This statement could have been made by anyone who has made the transition from high school to the Australian university system. However, it was made by LGBTQIA+ advocate Louis Hanson.
Louis is a freelance writer and well-practiced in championing the rights of the LGBTQIA+ community. During his first year as a student at the University of Melbourne, he wrote his first article for SBS and has since developed quite the portfolio, contributing to publications including The Guardian, Fairfax, Crikey, Junkee and The Huffington Post. Throw in his work for Out, Thought Catalogue, Acclaim, Archer, Spectrum and Quarterley Essay, and it becomes clear few are as qualified to discuss this topic as eloquently as Louis.
As is the case for many young people who come out, Louis found a distinct difference between his high school and university experiences.
“When I came out, it didn’t have anything to with timing but in hindsight I’m really happy it played out the way it did. I had a gap year between Year 12 and uni and it was really refreshing to start fresh and be quite open and unapologetic about who I was. It was great, it definitely felt like a new lease on life, like going through adolescence again, going through different experiences and interactions. How people were exploring and growing up in school, that’s how I felt going through university.”
“I was in a lot of cultural and gender studies classes so automatically I was surrounded by a lot of diverse people on the sexuality spectrum.

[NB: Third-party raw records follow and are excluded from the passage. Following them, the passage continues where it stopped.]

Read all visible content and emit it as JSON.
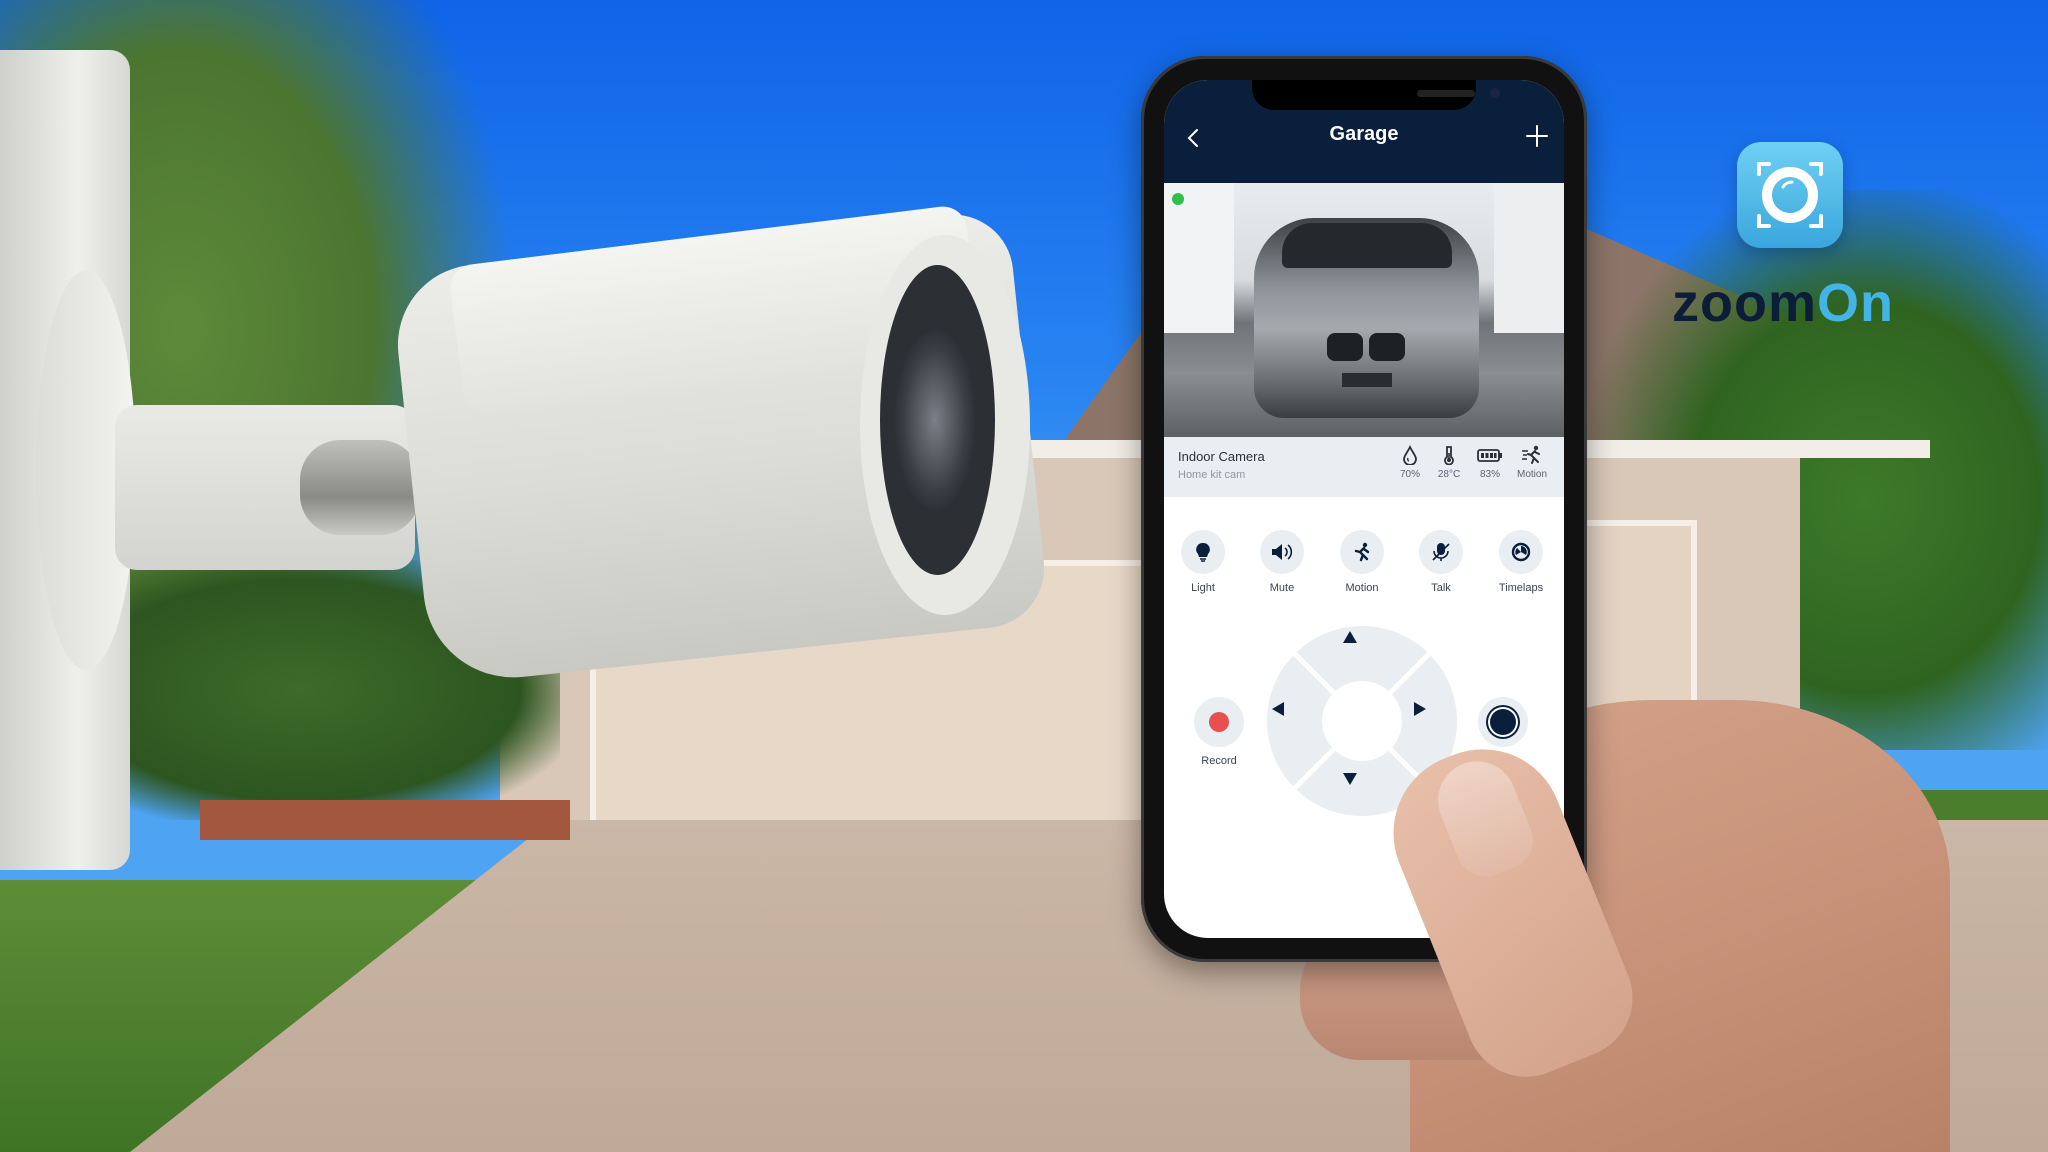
{
  "scene": {
    "description": "outdoor security camera in front of house with hand holding phone",
    "colors": {
      "sky": "#1d7cf0",
      "house_wall": "#d9c8b7",
      "driveway": "#c4af9e",
      "grass": "#4f8530"
    }
  },
  "brand": {
    "name_dark": "zoom",
    "name_light": "On",
    "icon": "camera-lens-app-icon",
    "colors": {
      "dark": "#0d1d38",
      "light": "#43b4e5"
    }
  },
  "app": {
    "header": {
      "title": "Garage",
      "back_icon": "chevron-left-icon",
      "add_icon": "plus-icon",
      "background": "#0a1f3c"
    },
    "feed": {
      "status": "live",
      "status_color": "#2fc04a",
      "content": "silver car parked in garage"
    },
    "camera_info": {
      "name": "Indoor Camera",
      "subtitle": "Home kit cam",
      "stats": [
        {
          "icon": "humidity-drop-icon",
          "label": "70%"
        },
        {
          "icon": "thermometer-icon",
          "label": "28°C"
        },
        {
          "icon": "battery-icon",
          "label": "83%"
        },
        {
          "icon": "motion-runner-icon",
          "label": "Motion"
        }
      ]
    },
    "actions": [
      {
        "icon": "lightbulb-icon",
        "label": "Light"
      },
      {
        "icon": "speaker-icon",
        "label": "Mute"
      },
      {
        "icon": "running-person-icon",
        "label": "Motion"
      },
      {
        "icon": "microphone-muted-icon",
        "label": "Talk"
      },
      {
        "icon": "timelapse-icon",
        "label": "Timelaps"
      }
    ],
    "controls": {
      "record_label": "Record",
      "record_color": "#e85050",
      "dpad": [
        "up",
        "down",
        "left",
        "right"
      ]
    }
  }
}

It kind of made me realise that at school I was in an absolute bubble but outside of that there was such different personalities. Throughout uni it was a big group of people I hung out with, but everyone was so unique, more representative of life.”
Still, it wasn’t all rosy. Louis recalls trying to locate the queer space room at the University of Melbourne with a friend during his first year, and battling.
“We found it really hard to find. I think it’s changed now but I remember it being on the fourth floor of a random building in the corner and I didn’t know how accessible it would be, and I remember thinking it was maybe a bit disappointing because it wasn’t that visible. I think it’s changed now but I remember thinking that it was a shame that it wasn’t more visible in everyday campus life.”
Things have certainly changed. Melbourne University boasts queer support services that rival any institution in the country, gay marriage has been legalised in Australia and through the power of advocacy and social media, the rights of the LGBTQIA+ have been firmly pushed in front of the public conscience. There is a way to go yet, undoubtedly, but things are heading in a better direction.
“I’ve always thought that to change attitudes and mindsets you need to be visible and it is all about representation and starting a conversation. Within the last year, with the plebiscite and same sex marriage, there is an increase in visibility. I’ve always said people fear what they don’t understand or what they haven’t been exposed to, and with this increase in representation and visibility, mindsets are changing and it’s been a huge step forward in the last year.”